This ratio is what the students came to at the end of the last Concept. Here, the probability is written as a ratio. We can also write probabilities as fractions, decimals and percents.
Do you know how to write this one as a fraction, decimal and percent?
Now we want to write the ratio as a fraction, a decimal and a percent. Here is the ratio once again.
We can convert this to a fraction and simplify it.
Now we can convert eight to ten to a decimal.
Finally, we convert it to a percent by moving the decimal point two places to the right and adding a % sign.
This is our final answer.
Vocabulary
Here are the vocabulary words in this Concept.
- Probability
- the likelihood that an event will happen.
- Event
- result of an experiment or an activity
- Favorable Outcome
- the outcome that you are looking for
- Total Outcome
- the total number of possible outcomes
Guided Practice
Here is one for you to try on your own.
Make predictions using data and the table. Answer each question.
Pizza shop | Favorite |
---|---|
Pizza Town | 10% |
Hot ‘’ Tasty | 25% |
Joe Shmoe’s | 35% |
The Noble Pie | 20% |
Out of 90 orders, predict how many customers will call Pizza Town for pizza? Then find 10% of the total.
Answer
You can see that the percent of people who called Pizza Town was 10%. We know that there were 90 orders. To find the number of orders from Pizza Town, we need to find 10% of the 90 orders.
So you would predict that 9 out of 90 customers would order from Pizza Town.
Video Review
Here is a video for review.
- This is a James Sousa video on calculating probability.
Practice
Directions: Use what you have learned about theoretical probability to answer each question.
What is the probability of the spinner landing on 9?
1. List each favorable outcome.
2. Count the number of favorable outcomes.
3. Count the total outcomes.
4. Write the probability. Simplify, if necessary.
What is the probability of the spinner landing on 3 or 4?
5. List each favorable outcome.
6. Count the number of favorable outcomes.
7. Count the total outcomes.
8. Write the probability. Simplify, if necessary.
What is the probability of the spinner landing on blue?
9. List each favorable outcome.

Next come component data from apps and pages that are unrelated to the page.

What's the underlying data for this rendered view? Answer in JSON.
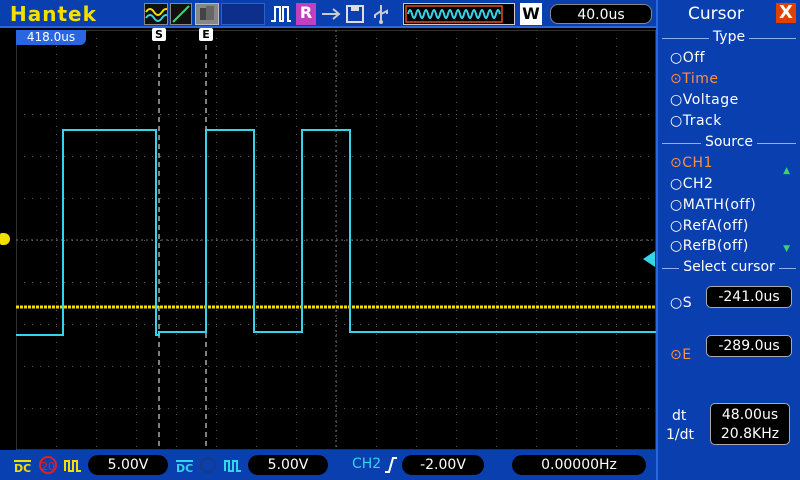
{
  "brand": "Hantek",
  "toolbar": {
    "rec_label": "R",
    "w_label": "W",
    "timebase": "40.0us"
  },
  "screen": {
    "trigger_pos_badge": "418.0us",
    "cursor_s_label": "S",
    "cursor_e_label": "E"
  },
  "bottom": {
    "ch1_coupling": "DC",
    "ch1_bw": "20",
    "ch1_volts": "5.00V",
    "ch2_coupling": "DC",
    "ch2_volts": "5.00V",
    "trigger_source": "CH2",
    "trigger_level": "-2.00V",
    "frequency": "0.00000Hz"
  },
  "panel": {
    "title": "Cursor",
    "close": "X",
    "type_title": "Type",
    "type_options": [
      "Off",
      "Time",
      "Voltage",
      "Track"
    ],
    "type_selected": 1,
    "source_title": "Source",
    "source_options": [
      "CH1",
      "CH2",
      "MATH(off)",
      "RefA(off)",
      "RefB(off)"
    ],
    "source_selected": 0,
    "select_title": "Select cursor",
    "s_label": "S",
    "s_value": "-241.0us",
    "e_label": "E",
    "e_value": "-289.0us",
    "dt_label": "dt",
    "dt_value": "48.00us",
    "inv_dt_label": "1/dt",
    "inv_dt_value": "20.8KHz"
  },
  "colors": {
    "ch1": "#f2e000",
    "ch2": "#35d4e8",
    "bar": "#0a3fb0",
    "selected_option": "#ff9040"
  }
}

10. Count the number of favorable outcomes.
11. Count the total outcomes.
12. Write the probability. Simplify, if necessary.

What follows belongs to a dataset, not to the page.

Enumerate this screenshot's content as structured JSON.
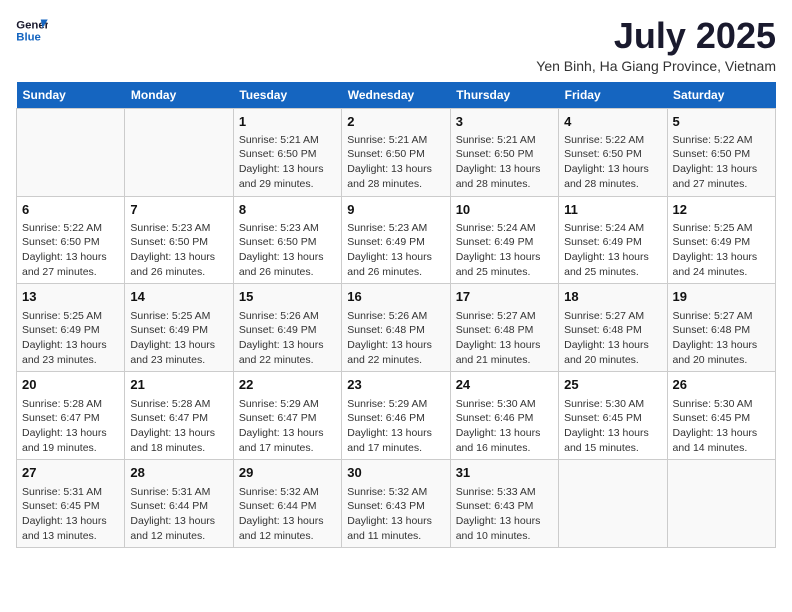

What is the probability of the spinner landing on a silver number greater than 4?
13. List each favorable outcome.
14. Count the number of favorable outcomes.
15. Count the total outcomes.
16. Write the probability. Simplify, if necessary.
Directions: Answer each question and write the probability as a fraction, a decimal and a percent.
17. A clothes dryer contains 12 socks. What is the probability of reaching inside the dryer and pulling out a blue sock?
18. What is the probability of pulling a red sock out of the dryer?
19. What is the probability of pulling a blue or white sock out of the dryer?
20. What is the probability of pulling a blue or red sock out of the dryer?
Image Attributions
Description
Learning Objectives
Here you'll learn to write and predict theoretical probabilities using fractions, decimals and percents.